Content starts

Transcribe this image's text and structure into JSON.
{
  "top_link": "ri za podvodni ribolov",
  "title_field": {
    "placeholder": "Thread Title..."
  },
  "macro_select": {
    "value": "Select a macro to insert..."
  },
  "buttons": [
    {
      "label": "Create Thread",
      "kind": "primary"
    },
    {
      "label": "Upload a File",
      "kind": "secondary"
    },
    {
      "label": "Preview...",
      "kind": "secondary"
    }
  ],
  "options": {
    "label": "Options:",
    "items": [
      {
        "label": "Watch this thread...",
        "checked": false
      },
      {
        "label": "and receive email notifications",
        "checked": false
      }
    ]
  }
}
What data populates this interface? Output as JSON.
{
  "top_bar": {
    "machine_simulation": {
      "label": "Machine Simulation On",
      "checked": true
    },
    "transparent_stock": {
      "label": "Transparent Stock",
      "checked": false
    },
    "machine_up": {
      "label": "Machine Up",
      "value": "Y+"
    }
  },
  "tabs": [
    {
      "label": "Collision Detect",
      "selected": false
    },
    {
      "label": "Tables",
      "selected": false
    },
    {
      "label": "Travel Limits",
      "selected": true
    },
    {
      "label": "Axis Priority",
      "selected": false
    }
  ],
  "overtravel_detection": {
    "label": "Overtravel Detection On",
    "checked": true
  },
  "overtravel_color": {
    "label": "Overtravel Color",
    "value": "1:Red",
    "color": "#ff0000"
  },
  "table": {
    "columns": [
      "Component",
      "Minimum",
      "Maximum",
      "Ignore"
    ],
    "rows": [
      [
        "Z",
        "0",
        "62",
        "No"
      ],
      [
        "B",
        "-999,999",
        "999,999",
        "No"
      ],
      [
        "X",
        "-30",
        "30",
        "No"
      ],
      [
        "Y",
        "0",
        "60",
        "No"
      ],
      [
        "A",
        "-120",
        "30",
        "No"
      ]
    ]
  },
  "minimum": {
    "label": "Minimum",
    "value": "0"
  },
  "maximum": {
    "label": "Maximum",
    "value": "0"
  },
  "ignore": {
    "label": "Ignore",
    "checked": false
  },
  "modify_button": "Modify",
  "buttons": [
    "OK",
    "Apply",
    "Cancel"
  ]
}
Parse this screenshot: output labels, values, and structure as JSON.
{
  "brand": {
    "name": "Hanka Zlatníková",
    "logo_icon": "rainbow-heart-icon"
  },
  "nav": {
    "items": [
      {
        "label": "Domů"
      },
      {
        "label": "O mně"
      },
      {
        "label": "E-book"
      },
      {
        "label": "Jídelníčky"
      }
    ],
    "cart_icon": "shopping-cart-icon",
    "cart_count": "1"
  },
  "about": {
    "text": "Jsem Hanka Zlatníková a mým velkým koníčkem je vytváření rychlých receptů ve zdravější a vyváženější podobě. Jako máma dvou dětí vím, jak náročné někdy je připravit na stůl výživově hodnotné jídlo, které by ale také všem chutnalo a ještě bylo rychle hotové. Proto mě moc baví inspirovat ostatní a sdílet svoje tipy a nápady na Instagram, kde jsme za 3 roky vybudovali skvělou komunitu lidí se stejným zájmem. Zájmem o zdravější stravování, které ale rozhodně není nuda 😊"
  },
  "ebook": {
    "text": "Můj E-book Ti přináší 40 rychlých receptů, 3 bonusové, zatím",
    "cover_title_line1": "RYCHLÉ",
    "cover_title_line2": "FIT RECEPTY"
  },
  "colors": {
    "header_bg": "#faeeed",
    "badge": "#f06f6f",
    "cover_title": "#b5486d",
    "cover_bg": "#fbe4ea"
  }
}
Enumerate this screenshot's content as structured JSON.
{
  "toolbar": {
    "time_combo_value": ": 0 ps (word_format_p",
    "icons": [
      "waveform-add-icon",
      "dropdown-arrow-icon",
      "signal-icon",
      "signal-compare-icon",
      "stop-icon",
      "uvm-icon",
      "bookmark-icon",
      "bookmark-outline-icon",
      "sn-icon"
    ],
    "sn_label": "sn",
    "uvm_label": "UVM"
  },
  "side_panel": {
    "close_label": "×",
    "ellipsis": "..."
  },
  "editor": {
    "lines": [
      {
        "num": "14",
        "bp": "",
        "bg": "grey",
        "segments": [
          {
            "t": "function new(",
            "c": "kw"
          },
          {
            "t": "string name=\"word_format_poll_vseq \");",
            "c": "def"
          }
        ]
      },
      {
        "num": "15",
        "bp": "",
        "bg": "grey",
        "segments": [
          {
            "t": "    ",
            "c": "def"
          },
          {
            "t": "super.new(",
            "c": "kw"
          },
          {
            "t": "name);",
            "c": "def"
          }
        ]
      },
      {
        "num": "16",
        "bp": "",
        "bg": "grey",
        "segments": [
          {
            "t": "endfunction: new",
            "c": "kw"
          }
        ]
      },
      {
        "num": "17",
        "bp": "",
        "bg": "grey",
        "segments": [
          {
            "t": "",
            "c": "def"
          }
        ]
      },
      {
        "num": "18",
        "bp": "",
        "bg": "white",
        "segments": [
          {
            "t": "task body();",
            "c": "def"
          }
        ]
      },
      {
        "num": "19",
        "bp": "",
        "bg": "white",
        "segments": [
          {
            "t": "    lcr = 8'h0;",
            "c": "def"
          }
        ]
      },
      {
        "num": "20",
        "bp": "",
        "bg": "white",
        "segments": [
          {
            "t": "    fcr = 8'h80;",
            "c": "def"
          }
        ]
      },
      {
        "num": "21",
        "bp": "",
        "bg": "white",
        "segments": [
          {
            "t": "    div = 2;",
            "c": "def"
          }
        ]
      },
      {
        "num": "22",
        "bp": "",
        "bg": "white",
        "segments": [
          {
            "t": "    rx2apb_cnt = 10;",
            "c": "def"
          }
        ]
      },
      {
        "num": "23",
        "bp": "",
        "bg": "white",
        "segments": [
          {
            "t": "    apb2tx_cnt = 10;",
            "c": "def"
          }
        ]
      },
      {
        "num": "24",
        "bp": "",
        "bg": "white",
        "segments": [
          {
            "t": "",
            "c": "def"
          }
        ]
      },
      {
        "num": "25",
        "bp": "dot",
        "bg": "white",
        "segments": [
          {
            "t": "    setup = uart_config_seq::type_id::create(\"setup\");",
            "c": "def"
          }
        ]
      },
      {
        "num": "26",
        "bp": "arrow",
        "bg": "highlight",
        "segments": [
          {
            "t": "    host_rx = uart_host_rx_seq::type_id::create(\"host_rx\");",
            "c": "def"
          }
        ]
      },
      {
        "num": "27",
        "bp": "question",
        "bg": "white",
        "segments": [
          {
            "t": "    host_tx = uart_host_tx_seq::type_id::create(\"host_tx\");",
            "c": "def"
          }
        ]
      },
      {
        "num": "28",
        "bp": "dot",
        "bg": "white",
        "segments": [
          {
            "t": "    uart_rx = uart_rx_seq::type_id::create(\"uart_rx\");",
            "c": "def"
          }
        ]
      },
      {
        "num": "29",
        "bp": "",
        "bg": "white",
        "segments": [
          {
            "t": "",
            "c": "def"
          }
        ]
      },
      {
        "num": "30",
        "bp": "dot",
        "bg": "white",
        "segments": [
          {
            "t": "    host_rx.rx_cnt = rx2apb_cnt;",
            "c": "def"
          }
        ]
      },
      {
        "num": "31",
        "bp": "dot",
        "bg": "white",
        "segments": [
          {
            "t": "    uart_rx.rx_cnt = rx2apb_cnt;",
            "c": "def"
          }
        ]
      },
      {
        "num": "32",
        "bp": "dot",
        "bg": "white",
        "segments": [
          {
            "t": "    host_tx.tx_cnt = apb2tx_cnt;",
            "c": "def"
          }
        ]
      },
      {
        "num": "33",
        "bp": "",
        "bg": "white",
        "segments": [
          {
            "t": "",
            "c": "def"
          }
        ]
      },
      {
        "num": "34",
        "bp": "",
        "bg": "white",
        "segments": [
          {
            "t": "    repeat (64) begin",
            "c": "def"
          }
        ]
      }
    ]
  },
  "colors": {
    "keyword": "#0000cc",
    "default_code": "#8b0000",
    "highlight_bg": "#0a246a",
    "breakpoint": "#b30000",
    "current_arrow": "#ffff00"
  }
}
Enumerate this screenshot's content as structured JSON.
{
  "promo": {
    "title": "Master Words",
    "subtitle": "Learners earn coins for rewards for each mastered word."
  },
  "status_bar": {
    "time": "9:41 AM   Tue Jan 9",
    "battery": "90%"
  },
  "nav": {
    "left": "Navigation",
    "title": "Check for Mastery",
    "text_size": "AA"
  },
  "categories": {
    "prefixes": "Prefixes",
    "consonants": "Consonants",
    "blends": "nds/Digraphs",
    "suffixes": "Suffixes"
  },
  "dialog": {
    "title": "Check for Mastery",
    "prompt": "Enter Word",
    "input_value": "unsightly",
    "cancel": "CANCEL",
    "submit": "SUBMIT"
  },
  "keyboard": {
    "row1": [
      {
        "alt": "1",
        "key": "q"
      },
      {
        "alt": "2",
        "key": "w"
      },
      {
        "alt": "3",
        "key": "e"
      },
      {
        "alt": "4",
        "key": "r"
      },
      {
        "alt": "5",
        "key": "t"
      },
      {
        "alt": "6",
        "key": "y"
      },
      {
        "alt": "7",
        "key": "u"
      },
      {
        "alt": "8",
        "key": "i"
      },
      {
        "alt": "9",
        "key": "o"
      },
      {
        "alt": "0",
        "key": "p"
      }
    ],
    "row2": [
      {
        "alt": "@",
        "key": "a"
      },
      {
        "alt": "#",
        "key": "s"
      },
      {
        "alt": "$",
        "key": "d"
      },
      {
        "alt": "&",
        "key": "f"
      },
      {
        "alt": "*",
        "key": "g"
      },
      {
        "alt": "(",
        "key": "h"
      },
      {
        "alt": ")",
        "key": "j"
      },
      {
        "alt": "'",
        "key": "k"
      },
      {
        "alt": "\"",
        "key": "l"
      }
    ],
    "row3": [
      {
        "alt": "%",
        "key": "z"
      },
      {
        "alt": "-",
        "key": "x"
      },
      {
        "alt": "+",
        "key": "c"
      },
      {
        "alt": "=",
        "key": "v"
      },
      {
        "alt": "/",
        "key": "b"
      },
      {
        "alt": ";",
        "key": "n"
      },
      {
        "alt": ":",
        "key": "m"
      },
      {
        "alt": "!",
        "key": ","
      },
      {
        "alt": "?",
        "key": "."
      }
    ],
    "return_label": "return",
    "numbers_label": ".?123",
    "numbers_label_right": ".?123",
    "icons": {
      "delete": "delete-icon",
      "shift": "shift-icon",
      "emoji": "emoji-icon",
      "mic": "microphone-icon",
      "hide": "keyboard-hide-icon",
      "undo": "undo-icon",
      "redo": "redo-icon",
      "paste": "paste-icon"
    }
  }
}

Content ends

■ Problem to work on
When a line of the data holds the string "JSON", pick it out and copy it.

■ Answer to the problem
Transcribe this image's text and structure into JSON.
What data populates this interface? Output as JSON.
Parse this screenshot: output labels, values, and structure as JSON.
Enumerate this screenshot's content as structured JSON.
Enumerate this screenshot's content as structured JSON.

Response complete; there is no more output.